(Data items)
+++++

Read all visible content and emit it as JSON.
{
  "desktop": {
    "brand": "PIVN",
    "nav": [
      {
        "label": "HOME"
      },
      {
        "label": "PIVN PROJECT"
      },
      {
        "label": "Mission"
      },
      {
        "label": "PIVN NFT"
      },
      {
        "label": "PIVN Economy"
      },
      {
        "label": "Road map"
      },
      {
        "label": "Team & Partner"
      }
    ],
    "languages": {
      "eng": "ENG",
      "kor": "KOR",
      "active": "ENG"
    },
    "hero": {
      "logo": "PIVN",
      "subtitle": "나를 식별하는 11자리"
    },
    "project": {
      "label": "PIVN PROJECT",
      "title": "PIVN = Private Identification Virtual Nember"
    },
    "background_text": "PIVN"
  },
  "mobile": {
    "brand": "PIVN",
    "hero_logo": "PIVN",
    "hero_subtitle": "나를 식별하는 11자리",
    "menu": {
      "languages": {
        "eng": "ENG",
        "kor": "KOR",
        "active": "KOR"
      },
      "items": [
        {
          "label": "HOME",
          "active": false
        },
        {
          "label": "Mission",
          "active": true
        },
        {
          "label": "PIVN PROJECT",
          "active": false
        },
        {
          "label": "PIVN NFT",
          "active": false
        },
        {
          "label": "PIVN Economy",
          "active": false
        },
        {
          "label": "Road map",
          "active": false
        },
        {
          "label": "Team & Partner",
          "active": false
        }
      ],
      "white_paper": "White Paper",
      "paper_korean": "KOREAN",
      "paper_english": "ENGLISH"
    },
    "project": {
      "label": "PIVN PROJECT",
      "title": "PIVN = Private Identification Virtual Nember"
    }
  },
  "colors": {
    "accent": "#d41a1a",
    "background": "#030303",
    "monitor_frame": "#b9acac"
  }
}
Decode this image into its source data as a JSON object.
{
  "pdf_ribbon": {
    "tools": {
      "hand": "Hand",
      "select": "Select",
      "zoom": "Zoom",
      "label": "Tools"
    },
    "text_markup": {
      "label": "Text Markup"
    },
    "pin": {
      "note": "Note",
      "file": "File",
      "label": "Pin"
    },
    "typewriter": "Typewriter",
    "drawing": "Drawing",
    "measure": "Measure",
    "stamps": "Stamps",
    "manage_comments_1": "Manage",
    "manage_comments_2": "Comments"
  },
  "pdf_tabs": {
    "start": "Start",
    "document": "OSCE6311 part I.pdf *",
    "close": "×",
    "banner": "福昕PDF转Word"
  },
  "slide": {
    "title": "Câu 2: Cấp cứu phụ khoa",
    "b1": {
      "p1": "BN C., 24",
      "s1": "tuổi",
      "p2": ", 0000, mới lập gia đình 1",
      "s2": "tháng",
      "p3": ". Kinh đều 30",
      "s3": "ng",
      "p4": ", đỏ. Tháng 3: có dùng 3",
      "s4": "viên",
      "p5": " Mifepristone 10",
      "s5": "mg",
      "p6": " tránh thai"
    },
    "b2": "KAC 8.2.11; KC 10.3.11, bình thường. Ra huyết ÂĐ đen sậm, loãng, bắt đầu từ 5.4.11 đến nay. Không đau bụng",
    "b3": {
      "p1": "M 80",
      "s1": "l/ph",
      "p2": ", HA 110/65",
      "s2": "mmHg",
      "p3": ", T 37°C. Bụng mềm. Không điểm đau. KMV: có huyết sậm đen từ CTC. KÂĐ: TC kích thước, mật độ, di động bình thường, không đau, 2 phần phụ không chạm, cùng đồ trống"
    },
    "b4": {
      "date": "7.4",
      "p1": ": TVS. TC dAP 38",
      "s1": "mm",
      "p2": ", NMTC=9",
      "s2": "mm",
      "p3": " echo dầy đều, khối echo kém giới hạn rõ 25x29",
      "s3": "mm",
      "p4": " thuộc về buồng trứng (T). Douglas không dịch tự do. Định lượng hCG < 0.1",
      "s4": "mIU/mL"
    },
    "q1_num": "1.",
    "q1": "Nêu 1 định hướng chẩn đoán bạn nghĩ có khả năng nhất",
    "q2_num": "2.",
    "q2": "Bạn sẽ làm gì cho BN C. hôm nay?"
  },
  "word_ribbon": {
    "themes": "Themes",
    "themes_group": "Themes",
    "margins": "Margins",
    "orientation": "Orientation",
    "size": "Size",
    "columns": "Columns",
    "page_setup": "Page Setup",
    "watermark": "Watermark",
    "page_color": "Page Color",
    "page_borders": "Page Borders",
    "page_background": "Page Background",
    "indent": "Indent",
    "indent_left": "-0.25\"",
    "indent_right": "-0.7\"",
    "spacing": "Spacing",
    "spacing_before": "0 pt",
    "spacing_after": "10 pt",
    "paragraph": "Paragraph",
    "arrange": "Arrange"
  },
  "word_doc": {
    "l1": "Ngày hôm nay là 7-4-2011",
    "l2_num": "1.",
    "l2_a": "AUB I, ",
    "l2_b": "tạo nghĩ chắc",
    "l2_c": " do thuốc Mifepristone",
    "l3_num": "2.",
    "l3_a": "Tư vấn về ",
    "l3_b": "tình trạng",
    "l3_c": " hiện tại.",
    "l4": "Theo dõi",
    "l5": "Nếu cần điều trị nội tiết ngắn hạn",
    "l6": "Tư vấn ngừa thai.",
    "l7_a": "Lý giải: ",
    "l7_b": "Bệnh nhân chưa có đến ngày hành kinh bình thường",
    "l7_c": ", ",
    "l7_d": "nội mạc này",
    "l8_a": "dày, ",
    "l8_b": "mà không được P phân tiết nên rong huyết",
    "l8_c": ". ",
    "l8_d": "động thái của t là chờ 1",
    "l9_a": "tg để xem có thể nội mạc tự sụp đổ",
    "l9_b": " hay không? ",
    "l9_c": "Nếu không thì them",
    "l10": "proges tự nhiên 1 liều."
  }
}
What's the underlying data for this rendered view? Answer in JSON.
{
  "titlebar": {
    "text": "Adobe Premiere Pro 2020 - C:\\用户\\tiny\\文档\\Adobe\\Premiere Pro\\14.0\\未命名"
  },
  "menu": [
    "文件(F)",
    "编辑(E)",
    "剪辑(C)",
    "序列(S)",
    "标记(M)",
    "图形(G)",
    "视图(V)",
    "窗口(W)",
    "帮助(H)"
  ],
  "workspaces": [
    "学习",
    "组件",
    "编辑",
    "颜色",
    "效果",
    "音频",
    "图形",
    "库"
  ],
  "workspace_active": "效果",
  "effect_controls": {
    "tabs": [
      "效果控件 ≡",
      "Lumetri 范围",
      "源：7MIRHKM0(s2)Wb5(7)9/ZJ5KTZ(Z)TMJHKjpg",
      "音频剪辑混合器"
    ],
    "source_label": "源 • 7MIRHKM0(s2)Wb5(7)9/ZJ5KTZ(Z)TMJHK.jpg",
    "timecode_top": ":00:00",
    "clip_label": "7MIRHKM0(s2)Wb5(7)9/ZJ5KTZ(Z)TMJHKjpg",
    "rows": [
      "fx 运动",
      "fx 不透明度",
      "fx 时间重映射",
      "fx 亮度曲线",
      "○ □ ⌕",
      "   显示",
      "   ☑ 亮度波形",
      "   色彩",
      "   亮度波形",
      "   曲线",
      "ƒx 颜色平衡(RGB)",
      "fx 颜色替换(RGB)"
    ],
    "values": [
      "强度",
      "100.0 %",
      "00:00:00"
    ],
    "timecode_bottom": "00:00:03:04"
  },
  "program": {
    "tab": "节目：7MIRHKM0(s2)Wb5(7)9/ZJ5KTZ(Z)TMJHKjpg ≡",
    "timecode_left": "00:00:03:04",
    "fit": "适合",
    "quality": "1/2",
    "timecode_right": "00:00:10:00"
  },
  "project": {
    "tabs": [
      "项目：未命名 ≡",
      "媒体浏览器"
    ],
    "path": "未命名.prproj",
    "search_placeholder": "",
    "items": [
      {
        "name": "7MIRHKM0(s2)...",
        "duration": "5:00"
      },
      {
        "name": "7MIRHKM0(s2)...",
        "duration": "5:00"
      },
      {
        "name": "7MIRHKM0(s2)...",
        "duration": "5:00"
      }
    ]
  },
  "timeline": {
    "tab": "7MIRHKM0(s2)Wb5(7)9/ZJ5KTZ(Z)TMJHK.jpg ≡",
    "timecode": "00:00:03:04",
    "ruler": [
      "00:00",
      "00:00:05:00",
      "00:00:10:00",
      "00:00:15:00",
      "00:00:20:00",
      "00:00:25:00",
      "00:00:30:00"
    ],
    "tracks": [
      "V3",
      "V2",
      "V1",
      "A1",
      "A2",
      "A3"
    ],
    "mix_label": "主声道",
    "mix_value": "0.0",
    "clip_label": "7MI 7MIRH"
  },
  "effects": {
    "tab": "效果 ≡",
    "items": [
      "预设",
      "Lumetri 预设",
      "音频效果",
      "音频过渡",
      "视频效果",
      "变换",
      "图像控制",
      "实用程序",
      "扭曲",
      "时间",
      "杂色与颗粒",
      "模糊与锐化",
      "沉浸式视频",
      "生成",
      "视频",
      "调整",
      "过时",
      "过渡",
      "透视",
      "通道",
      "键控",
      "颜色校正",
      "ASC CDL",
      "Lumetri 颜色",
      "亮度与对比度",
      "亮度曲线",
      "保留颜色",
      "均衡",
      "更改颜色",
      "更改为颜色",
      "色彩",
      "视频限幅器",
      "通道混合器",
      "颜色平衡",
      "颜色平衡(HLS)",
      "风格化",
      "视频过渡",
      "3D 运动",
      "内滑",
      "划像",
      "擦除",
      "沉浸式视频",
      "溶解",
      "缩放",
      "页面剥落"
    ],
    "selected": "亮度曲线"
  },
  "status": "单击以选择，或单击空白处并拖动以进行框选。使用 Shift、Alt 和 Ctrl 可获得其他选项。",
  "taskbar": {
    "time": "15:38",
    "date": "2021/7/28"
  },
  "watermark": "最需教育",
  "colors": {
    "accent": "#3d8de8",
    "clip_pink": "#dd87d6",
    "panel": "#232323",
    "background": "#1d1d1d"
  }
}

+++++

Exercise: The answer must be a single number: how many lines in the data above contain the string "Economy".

Task response: 2